> Data shown:
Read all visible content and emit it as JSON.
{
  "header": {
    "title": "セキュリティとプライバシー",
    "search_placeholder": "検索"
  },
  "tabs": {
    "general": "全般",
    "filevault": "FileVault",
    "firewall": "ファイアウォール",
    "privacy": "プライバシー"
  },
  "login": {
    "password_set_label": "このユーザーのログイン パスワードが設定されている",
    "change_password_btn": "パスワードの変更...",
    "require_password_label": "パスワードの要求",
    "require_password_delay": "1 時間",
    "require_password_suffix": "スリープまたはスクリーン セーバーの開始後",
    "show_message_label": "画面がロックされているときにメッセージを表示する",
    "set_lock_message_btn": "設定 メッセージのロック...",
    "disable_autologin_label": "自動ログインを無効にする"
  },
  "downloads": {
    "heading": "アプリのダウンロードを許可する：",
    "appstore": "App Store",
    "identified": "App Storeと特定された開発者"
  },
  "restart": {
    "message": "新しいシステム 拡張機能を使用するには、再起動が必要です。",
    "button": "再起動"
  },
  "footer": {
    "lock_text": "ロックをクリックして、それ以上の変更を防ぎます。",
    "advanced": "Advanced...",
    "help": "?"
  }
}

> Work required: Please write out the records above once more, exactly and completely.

> Task solution:
Read all visible content and emit it as JSON.
{
  "header": {
    "title": "セキュリティとプライバシー",
    "search_placeholder": "検索"
  },
  "tabs": {
    "general": "全般",
    "filevault": "FileVault",
    "firewall": "ファイアウォール",
    "privacy": "プライバシー"
  },
  "login": {
    "password_set_label": "このユーザーのログイン パスワードが設定されている",
    "change_password_btn": "パスワードの変更...",
    "require_password_label": "パスワードの要求",
    "require_password_delay": "1 時間",
    "require_password_suffix": "スリープまたはスクリーン セーバーの開始後",
    "show_message_label": "画面がロックされているときにメッセージを表示する",
    "set_lock_message_btn": "設定 メッセージのロック...",
    "disable_autologin_label": "自動ログインを無効にする"
  },
  "downloads": {
    "heading": "アプリのダウンロードを許可する：",
    "appstore": "App Store",
    "identified": "App Storeと特定された開発者"
  },
  "restart": {
    "message": "新しいシステム 拡張機能を使用するには、再起動が必要です。",
    "button": "再起動"
  },
  "footer": {
    "lock_text": "ロックをクリックして、それ以上の変更を防ぎます。",
    "advanced": "Advanced...",
    "help": "?"
  }
}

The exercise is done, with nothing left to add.